An Algorithm to Simulate Two-Dimensional Scattering Patterns for Use in Holography
Embry-Riddle Aeronautical University
Mentored by Dr. Matt Berg and Dr. Osku Kempinnen
Holography, or the process of making holograms is not a new field, but it has not yet been sufficiently applied to small particles. Traditionally, a hologram is a photographic recording of a light field, produced from a laser and recorded onto a film. Then, the same laser is shown back through the developed film to recreate the particle. However, this is very impractical and time-consuming. Digitally creating the scattering pattern from the silhouette of the particle and the rules of light scattering and interference is much more efficient. This project focuses on creating an algorithm to produce two-dimensional scattering patterns using the Huygens-Fresnel Equation and the Babinet Principle, and applying them to small particles such as different types of pollen. Ultimately, this algorithm will be used in conjunction with a drone that will generate holograms of particulate matter in the air for use in agricultural research.
Fig. 1: The experimental scattering pattern of a glass sphere, recorded using a laser and a CCD camera in a laboratory setting.
Fig. 2: The best simulated scattering pattern of the glass sphere, as produced from a Python code using the Huygens-Fresnel Principle.
Fig. 3: The difference pattern of the glass sphere, produced by subtracting the simulated scattering pattern from the experimental scattering pattern. This shows how different the simulated scattering pattern is from the one created in the lab.
Fig. 4: The relative error plot for the glass sphere, produced by dividing the difference pattern by the experimental scattering pattern.
Fig. 5: A histogram of the percent difference between the glass sphere simulated pattern and the experimentally produced scattering pattern. The mean and median percent difference are displayed.
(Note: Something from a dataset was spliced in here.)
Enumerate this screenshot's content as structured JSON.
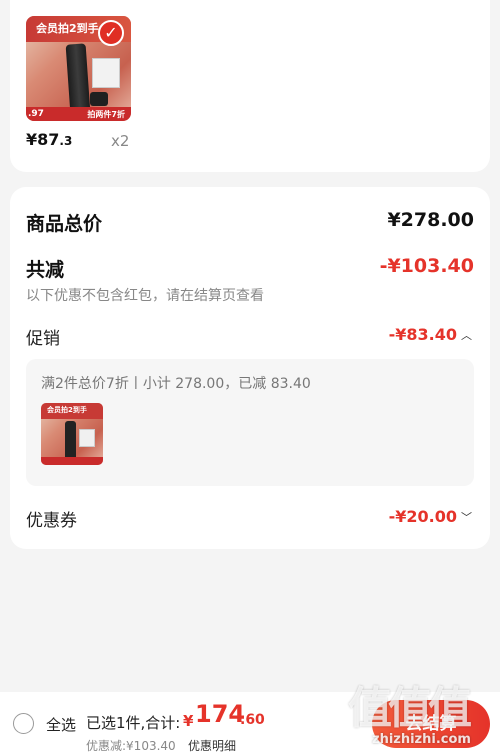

Fig. 6: A subplot of the percent difference graph to show more detail.
I would like to thank the National Science Foundation, U.S. Army Research Laboratory, Jesse Laning, and Ryan Mersman.